GTPulse: Traverse City Man Makes Furniture Inspired By Northern Michigan
Furniture making has been a mild obsession of mine since watching Sex and the City. The iconic 90s’ HBO show had the main protagonist, Carrie Bradshaw, endure two loves throughout the series, Mr. Big and Aiden. Mr. Big was representative of the toxic love we’ve all had and struggle to let go of. They were on, they were off and he had big-time commitment issues. Aiden, on the other hand, was gentle, sweet and wanted to build something real with Carrie. Aiden may have failed at building a lasting love with her, but he successfully built furniture by trade and I thought that was admirable and something that takes skill and creativity. It made me think about how important furniture is to our everyday lives. We gather around dining tables to break bread, to talk and to be together. We sit to give our weary backs and feet a rest from a long day. A couple of months ago I was eating dinner with friends at Forrest Food Studio after a cooking class, and the first topic of conversation that came up as we gathered around the dining table was …the dining table. The long, wooden table was split down the middle with a winding river of aquamarine blue epoxy. We marveled at the beauty and craftsmanship before Forrest told us it was a custom piece made for him by local furniture maker Curtis Warnes.
Steel Appeal wasn’t started by Curtis.

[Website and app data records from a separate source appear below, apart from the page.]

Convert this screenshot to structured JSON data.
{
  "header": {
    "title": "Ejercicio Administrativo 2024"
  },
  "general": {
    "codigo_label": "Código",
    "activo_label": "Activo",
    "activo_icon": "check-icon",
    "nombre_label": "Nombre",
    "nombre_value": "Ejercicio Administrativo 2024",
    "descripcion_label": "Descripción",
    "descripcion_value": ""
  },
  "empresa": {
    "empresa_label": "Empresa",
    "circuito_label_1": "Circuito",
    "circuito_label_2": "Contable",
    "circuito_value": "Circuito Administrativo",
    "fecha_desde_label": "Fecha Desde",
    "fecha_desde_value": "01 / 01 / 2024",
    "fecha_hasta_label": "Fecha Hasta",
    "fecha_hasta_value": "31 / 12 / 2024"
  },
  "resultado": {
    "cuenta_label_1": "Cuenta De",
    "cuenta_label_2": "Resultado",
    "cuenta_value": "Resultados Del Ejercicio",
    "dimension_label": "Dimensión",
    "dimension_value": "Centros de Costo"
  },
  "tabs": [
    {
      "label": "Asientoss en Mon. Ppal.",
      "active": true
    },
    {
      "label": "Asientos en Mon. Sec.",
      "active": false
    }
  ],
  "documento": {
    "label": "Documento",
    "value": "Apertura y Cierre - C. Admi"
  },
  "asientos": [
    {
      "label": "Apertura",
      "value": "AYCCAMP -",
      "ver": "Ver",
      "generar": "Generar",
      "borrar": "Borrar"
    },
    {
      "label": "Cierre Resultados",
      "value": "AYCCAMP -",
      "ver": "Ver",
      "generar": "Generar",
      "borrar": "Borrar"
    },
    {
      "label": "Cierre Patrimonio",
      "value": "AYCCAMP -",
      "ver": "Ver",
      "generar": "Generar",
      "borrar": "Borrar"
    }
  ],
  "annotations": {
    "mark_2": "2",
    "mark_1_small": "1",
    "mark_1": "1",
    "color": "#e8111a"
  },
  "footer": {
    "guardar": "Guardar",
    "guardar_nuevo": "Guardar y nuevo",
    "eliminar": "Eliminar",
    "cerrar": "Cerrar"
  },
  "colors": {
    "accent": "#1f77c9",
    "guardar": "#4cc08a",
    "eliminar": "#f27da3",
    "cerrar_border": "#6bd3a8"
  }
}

As a matter of fact, he took the job after moving to Traverse City from Detroit and at the time Steel Appeal was only making rustic home decor.
“I was living in Detroit, working in the communications business. I was traveling all over Michigan and the United States, and when my daughter was born in Traverse City I was still traveling a lot and quickly realized that that’s not how I wanted to raise a family, being gone all the time.”
He took a job at Steel Appeal after working inconsistent manual labor gigs. The company is based just outside of Empire and when Curtis started working there, they only sold home decor to national outlets like Cabellas. They expanded their products after Curtis bought the business.
Despite not having any personal experience with business, he had grown up with an innate desire to be a business owner, which could have been inspired by his parents who owned a small company of their own. The entrepreneurial spirit is passed down.
“When I had worked for the previous owner, I had made some custom pieces. Being in that environment I would just take time to make more artistic pieces. I would lose myself, lose track of time. Eight hours would go by and it felt like two.”
When he took over the business he had the creative freedom to make any kind of pieces he wanted and extending beyond decor.
“I never really planned on going the custom direction. Keep in mind, back then social media marketing wasn’t a thing. Here I am with this company, literally in the middle of nowhere, in Empire. I don’t have direct foot traffic, I don’t have social media to market so I really just focused on getting my name out there by hitting the pavement.”
“I decided I wanted to get into furniture making only about a couple of years ago. I had found a niche or design style that I really liked.”
Curtis’s designs are inspired by the beauty of the outdoors. Living in Northern Michigan has provided an abundance of inspiration and materials.
A big demand for Curtis is custom dining tables and he has used local relics like Petoskey stones to embed into his work.
“I’ve had multiple pieces go out of state to people who have ties to Michigan, and understand what the Petoskey stone is. The ironic thing about the Petoskey stone is that it really doesn’t have much traction outside of Michigan. If you’re not from the Great Lakes region you don’t really care about a 350 million-year-old coral.”
He sources all of the furniture materials locally from the wood to the stones and he’s on a fast track to having custom orders booked through the rest of the year. However, a personal goal he has for 2020 is to create time to make more furniture to have for sale in the Steel Appeal showroom. As it stands right now, he has a full plate.
“I have all these new concepts and ideas that I want to create. I want to really expand on what’s possible and create pieces that don’t have a home, they’re just my pieces. It’s a very challenging thing to balance. That’s my next transition.”